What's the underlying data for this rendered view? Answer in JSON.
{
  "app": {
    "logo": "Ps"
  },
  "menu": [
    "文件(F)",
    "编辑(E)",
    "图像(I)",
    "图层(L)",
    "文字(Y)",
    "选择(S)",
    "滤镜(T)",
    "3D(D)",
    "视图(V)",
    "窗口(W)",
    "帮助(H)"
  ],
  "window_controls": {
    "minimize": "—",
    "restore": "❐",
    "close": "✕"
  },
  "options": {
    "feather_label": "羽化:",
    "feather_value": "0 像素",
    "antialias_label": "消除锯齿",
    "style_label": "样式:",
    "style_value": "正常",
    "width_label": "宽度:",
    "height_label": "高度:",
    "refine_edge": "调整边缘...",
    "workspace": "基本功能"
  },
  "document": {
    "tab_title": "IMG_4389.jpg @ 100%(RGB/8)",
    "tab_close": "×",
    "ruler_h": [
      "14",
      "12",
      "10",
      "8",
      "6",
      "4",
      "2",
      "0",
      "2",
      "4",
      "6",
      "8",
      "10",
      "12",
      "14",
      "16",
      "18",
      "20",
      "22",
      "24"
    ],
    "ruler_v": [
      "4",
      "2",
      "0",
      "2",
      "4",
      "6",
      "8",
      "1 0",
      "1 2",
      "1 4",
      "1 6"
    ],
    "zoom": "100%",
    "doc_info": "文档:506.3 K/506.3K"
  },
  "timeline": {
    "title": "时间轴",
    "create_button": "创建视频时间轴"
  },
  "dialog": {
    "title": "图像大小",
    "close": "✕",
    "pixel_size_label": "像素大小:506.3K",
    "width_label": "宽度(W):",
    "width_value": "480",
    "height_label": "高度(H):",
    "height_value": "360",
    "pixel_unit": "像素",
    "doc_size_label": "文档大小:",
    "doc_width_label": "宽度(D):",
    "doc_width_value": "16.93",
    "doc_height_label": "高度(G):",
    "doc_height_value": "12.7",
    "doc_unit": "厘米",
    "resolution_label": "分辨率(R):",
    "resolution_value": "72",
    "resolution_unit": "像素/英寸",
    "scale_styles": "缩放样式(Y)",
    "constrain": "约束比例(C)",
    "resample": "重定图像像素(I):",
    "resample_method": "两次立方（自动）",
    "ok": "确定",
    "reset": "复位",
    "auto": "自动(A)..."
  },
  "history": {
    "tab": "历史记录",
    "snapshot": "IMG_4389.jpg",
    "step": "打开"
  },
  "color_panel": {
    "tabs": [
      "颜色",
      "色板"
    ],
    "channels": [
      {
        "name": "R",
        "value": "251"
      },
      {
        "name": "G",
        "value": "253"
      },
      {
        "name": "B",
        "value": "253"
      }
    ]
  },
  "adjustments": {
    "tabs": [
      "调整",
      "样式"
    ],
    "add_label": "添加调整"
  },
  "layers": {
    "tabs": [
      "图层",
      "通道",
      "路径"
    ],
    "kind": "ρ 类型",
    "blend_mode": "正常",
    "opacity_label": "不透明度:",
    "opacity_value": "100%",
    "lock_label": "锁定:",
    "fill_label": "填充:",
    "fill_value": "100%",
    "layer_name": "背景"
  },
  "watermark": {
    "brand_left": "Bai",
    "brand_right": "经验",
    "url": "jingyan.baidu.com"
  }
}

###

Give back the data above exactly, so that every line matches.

What's the underlying data for this rendered view? Answer in JSON.
{
  "app": {
    "logo": "Ps"
  },
  "menu": [
    "文件(F)",
    "编辑(E)",
    "图像(I)",
    "图层(L)",
    "文字(Y)",
    "选择(S)",
    "滤镜(T)",
    "3D(D)",
    "视图(V)",
    "窗口(W)",
    "帮助(H)"
  ],
  "window_controls": {
    "minimize": "—",
    "restore": "❐",
    "close": "✕"
  },
  "options": {
    "feather_label": "羽化:",
    "feather_value": "0 像素",
    "antialias_label": "消除锯齿",
    "style_label": "样式:",
    "style_value": "正常",
    "width_label": "宽度:",
    "height_label": "高度:",
    "refine_edge": "调整边缘...",
    "workspace": "基本功能"
  },
  "document": {
    "tab_title": "IMG_4389.jpg @ 100%(RGB/8)",
    "tab_close": "×",
    "ruler_h": [
      "14",
      "12",
      "10",
      "8",
      "6",
      "4",
      "2",
      "0",
      "2",
      "4",
      "6",
      "8",
      "10",
      "12",
      "14",
      "16",
      "18",
      "20",
      "22",
      "24"
    ],
    "ruler_v": [
      "4",
      "2",
      "0",
      "2",
      "4",
      "6",
      "8",
      "1 0",
      "1 2",
      "1 4",
      "1 6"
    ],
    "zoom": "100%",
    "doc_info": "文档:506.3 K/506.3K"
  },
  "timeline": {
    "title": "时间轴",
    "create_button": "创建视频时间轴"
  },
  "dialog": {
    "title": "图像大小",
    "close": "✕",
    "pixel_size_label": "像素大小:506.3K",
    "width_label": "宽度(W):",
    "width_value": "480",
    "height_label": "高度(H):",
    "height_value": "360",
    "pixel_unit": "像素",
    "doc_size_label": "文档大小:",
    "doc_width_label": "宽度(D):",
    "doc_width_value": "16.93",
    "doc_height_label": "高度(G):",
    "doc_height_value": "12.7",
    "doc_unit": "厘米",
    "resolution_label": "分辨率(R):",
    "resolution_value": "72",
    "resolution_unit": "像素/英寸",
    "scale_styles": "缩放样式(Y)",
    "constrain": "约束比例(C)",
    "resample": "重定图像像素(I):",
    "resample_method": "两次立方（自动）",
    "ok": "确定",
    "reset": "复位",
    "auto": "自动(A)..."
  },
  "history": {
    "tab": "历史记录",
    "snapshot": "IMG_4389.jpg",
    "step": "打开"
  },
  "color_panel": {
    "tabs": [
      "颜色",
      "色板"
    ],
    "channels": [
      {
        "name": "R",
        "value": "251"
      },
      {
        "name": "G",
        "value": "253"
      },
      {
        "name": "B",
        "value": "253"
      }
    ]
  },
  "adjustments": {
    "tabs": [
      "调整",
      "样式"
    ],
    "add_label": "添加调整"
  },
  "layers": {
    "tabs": [
      "图层",
      "通道",
      "路径"
    ],
    "kind": "ρ 类型",
    "blend_mode": "正常",
    "opacity_label": "不透明度:",
    "opacity_value": "100%",
    "lock_label": "锁定:",
    "fill_label": "填充:",
    "fill_value": "100%",
    "layer_name": "背景"
  },
  "watermark": {
    "brand_left": "Bai",
    "brand_right": "经验",
    "url": "jingyan.baidu.com"
  }
}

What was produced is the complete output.